Supplied data —
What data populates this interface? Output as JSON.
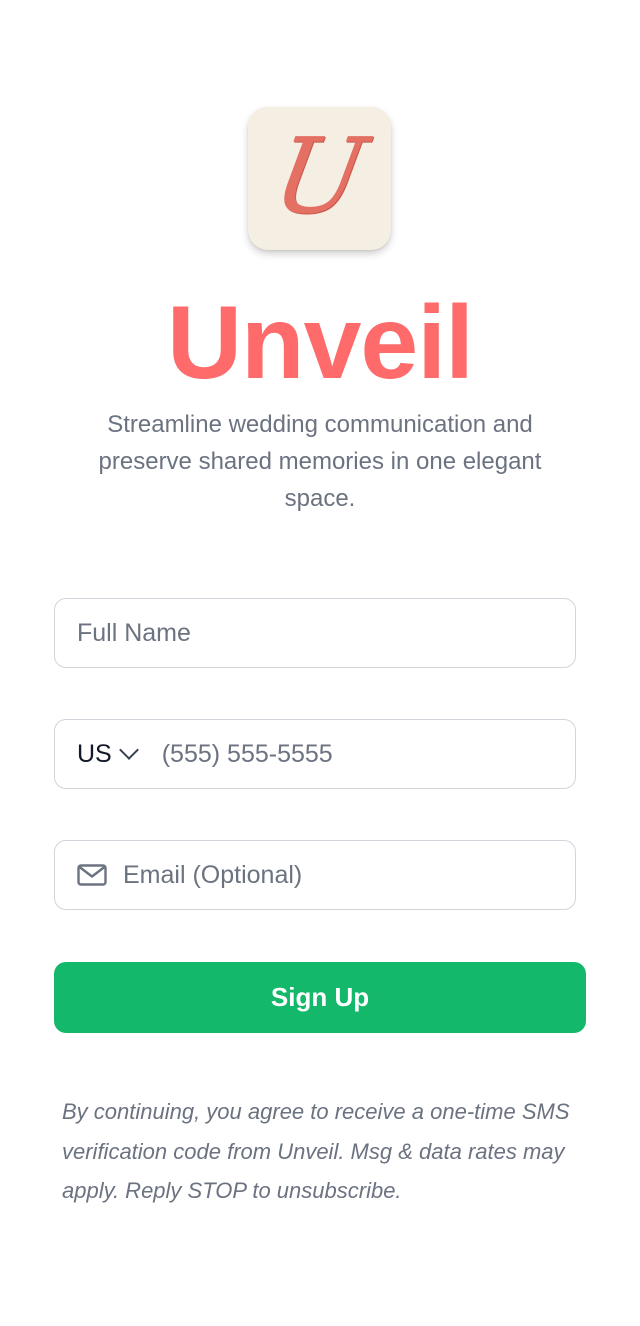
{
  "app": {
    "logo_letter": "U",
    "title": "Unveil",
    "tagline": "Streamline wedding communication and preserve shared memories in one elegant space."
  },
  "form": {
    "full_name": {
      "value": "",
      "placeholder": "Full Name"
    },
    "phone": {
      "country_code": "US",
      "value": "",
      "placeholder": "(555) 555-5555"
    },
    "email": {
      "icon": "mail-icon",
      "value": "",
      "placeholder": "Email (Optional)"
    },
    "signup_label": "Sign Up"
  },
  "disclaimer": "By continuing, you agree to receive a one-time SMS verification code from Unveil. Msg & data rates may apply. Reply STOP to unsubscribe.",
  "colors": {
    "brand": "#ff6b6b",
    "button": "#13b86b",
    "logo_bg": "#f5efe3"
  }
}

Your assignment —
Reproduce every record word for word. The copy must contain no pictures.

Reply to the exercise —
What data populates this interface? Output as JSON.
{
  "app": {
    "logo_letter": "U",
    "title": "Unveil",
    "tagline": "Streamline wedding communication and preserve shared memories in one elegant space."
  },
  "form": {
    "full_name": {
      "value": "",
      "placeholder": "Full Name"
    },
    "phone": {
      "country_code": "US",
      "value": "",
      "placeholder": "(555) 555-5555"
    },
    "email": {
      "icon": "mail-icon",
      "value": "",
      "placeholder": "Email (Optional)"
    },
    "signup_label": "Sign Up"
  },
  "disclaimer": "By continuing, you agree to receive a one-time SMS verification code from Unveil. Msg & data rates may apply. Reply STOP to unsubscribe.",
  "colors": {
    "brand": "#ff6b6b",
    "button": "#13b86b",
    "logo_bg": "#f5efe3"
  }
}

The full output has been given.